SILLOWAY: I see a lot of AV dealers doing $250,000 in AV and, because of that, they’ll throw in the shades for $50,000, when they should be $100,000. They’re losing out on immense profit.

DERK: One thing I see often with shades and lighting control is that an integrator goes through their pitch and explains all about the products, to which the customer responds, “Wow! This is great. I really want these motorized shades. I want lighting control for my house. How much does it cost?” Every dealer will say, “I need to count up loads, keypad locations, measure your windows, and then I’ll put a proposal together for you.” I guarantee you that after you leave and go start working on that proposal that the homeowner is meeting with the kitchen cabinet, pool, appliance, flooring, and other salespersons. All those people know how much their products cost. All of them help your client spend their budget that was earmarked for shading and lighting control. My number one recommendation is figure out on average what it costs to put a shade in a window. It doesn’t matter if it’s a small window or a large window, just get an average. That way when a customer asks, “How much does it cost?” you can respond immediately, “On average, it’s $2000 a window.” Right then, they’ll either commit and put that money aside versus spending it on other trades, or they’ll fall out of their chair.
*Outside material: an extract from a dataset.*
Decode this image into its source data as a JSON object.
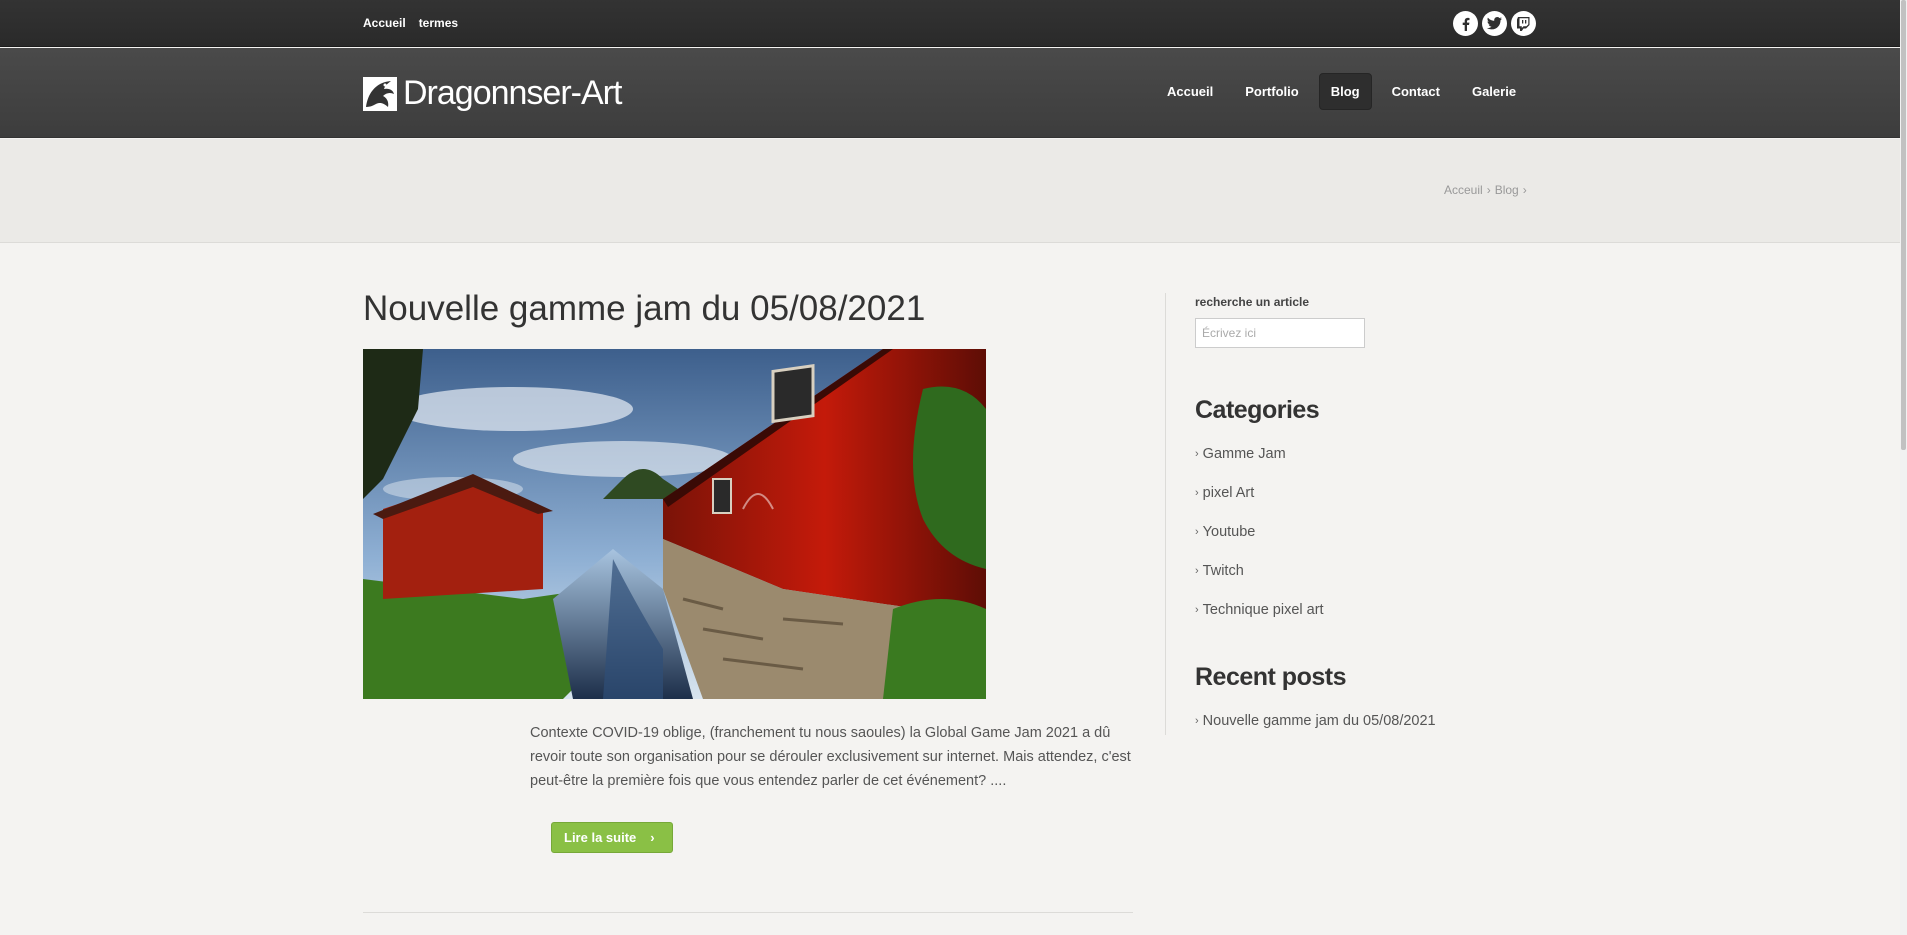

Now you’re not wasting your time running around the house measuring. Alternatively, they might say they can’t do the whole house. There’s still an opening there to steer the conversation. “Okay, how about the master bedroom and the living room?” Figure out what they’re willing to spend and focus on the important areas.

SILLOWAY: One of the main things I preach is that shades shouldn’t be given away. It’s a huge profit center. Once you have a customer, you need to prolong the sale as much as you possibly can by being the trusted advisor. When I come into a project through an AV integrator, I have to sell, sure, but it’s so much easier. I don’t get price-checked. We charge a premium for everything that we do. We’re high-end. We’re working on a $350,000 shade project right now for a $22 million home.